Information Start Marker

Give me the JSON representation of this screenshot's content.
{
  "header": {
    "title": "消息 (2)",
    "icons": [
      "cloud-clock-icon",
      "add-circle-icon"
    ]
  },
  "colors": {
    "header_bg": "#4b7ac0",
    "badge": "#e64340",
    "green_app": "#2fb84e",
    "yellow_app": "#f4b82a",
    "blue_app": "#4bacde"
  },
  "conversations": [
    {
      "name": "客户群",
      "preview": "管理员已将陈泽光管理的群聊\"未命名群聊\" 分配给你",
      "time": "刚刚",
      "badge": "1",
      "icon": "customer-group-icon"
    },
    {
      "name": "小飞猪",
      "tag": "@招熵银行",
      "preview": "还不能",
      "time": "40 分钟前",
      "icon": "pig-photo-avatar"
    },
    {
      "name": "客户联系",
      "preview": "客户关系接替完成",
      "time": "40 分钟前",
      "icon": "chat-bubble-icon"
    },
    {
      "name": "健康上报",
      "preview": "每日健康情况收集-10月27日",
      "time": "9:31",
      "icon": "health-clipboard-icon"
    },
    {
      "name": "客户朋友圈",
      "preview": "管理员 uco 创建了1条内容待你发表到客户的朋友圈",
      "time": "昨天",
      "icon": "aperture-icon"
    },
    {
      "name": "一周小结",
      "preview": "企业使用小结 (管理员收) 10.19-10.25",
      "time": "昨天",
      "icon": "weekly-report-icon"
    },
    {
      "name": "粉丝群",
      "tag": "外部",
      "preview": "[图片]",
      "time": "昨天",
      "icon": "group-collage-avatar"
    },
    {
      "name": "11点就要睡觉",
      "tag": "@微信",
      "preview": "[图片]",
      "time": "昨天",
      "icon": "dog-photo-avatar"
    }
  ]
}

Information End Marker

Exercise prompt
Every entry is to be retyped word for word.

Exercise output
Give me the JSON representation of this screenshot's content.
{
  "header": {
    "title": "消息 (2)",
    "icons": [
      "cloud-clock-icon",
      "add-circle-icon"
    ]
  },
  "colors": {
    "header_bg": "#4b7ac0",
    "badge": "#e64340",
    "green_app": "#2fb84e",
    "yellow_app": "#f4b82a",
    "blue_app": "#4bacde"
  },
  "conversations": [
    {
      "name": "客户群",
      "preview": "管理员已将陈泽光管理的群聊\"未命名群聊\" 分配给你",
      "time": "刚刚",
      "badge": "1",
      "icon": "customer-group-icon"
    },
    {
      "name": "小飞猪",
      "tag": "@招熵银行",
      "preview": "还不能",
      "time": "40 分钟前",
      "icon": "pig-photo-avatar"
    },
    {
      "name": "客户联系",
      "preview": "客户关系接替完成",
      "time": "40 分钟前",
      "icon": "chat-bubble-icon"
    },
    {
      "name": "健康上报",
      "preview": "每日健康情况收集-10月27日",
      "time": "9:31",
      "icon": "health-clipboard-icon"
    },
    {
      "name": "客户朋友圈",
      "preview": "管理员 uco 创建了1条内容待你发表到客户的朋友圈",
      "time": "昨天",
      "icon": "aperture-icon"
    },
    {
      "name": "一周小结",
      "preview": "企业使用小结 (管理员收) 10.19-10.25",
      "time": "昨天",
      "icon": "weekly-report-icon"
    },
    {
      "name": "粉丝群",
      "tag": "外部",
      "preview": "[图片]",
      "time": "昨天",
      "icon": "group-collage-avatar"
    },
    {
      "name": "11点就要睡觉",
      "tag": "@微信",
      "preview": "[图片]",
      "time": "昨天",
      "icon": "dog-photo-avatar"
    }
  ]
}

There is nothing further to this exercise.